━━━ Records shown
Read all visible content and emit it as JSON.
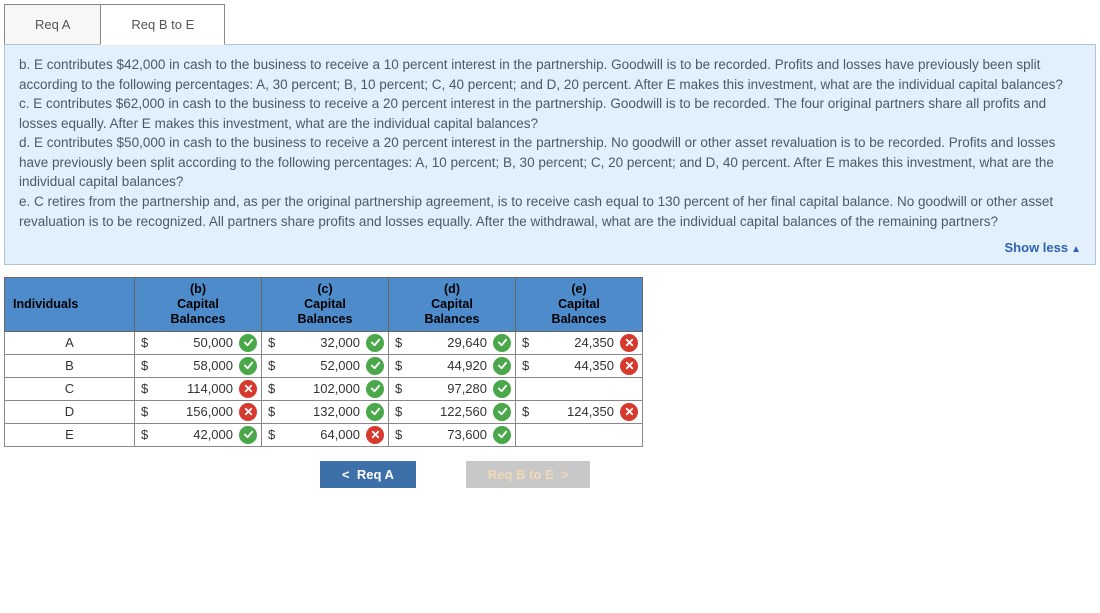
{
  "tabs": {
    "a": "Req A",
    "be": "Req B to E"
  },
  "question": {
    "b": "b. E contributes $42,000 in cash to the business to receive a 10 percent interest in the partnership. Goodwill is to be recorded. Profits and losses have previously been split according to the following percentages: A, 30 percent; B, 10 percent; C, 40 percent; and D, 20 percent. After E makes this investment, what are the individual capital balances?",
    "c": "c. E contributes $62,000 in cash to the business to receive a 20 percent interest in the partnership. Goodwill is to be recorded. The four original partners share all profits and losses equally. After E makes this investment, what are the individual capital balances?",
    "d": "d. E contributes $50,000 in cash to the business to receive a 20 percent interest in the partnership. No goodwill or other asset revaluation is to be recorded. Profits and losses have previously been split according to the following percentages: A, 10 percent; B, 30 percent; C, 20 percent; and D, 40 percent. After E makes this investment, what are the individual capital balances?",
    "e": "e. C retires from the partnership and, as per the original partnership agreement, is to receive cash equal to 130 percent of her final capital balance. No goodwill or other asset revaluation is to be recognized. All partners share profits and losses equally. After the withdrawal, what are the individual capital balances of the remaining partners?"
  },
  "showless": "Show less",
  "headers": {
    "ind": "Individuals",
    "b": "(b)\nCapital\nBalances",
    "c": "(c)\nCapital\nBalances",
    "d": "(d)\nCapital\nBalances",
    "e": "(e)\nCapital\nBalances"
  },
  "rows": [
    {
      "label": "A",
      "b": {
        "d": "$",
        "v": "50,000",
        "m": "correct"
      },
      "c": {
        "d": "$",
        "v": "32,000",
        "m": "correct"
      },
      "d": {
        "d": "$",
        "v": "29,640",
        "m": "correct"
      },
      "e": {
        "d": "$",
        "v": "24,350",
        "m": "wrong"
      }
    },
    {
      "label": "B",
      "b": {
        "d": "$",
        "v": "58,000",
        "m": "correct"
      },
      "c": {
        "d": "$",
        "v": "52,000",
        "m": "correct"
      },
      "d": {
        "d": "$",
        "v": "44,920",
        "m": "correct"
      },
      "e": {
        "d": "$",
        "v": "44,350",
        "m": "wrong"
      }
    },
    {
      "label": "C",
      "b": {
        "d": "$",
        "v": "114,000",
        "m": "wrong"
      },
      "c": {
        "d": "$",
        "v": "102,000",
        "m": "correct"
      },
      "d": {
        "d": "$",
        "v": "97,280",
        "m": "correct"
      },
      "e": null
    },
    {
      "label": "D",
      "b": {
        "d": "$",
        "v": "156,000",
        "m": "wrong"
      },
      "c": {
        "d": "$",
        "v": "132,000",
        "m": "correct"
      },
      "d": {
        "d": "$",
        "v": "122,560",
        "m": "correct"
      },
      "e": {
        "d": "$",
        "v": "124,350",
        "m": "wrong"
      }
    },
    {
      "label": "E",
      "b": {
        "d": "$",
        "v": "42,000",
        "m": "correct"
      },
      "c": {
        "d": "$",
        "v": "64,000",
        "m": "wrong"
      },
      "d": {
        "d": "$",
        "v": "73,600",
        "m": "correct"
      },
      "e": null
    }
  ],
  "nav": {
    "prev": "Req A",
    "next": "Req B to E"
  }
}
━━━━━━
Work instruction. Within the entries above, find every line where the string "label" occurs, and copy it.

Response for this exercise.
      "label": "A",
      "label": "B",
      "label": "C",
      "label": "D",
      "label": "E",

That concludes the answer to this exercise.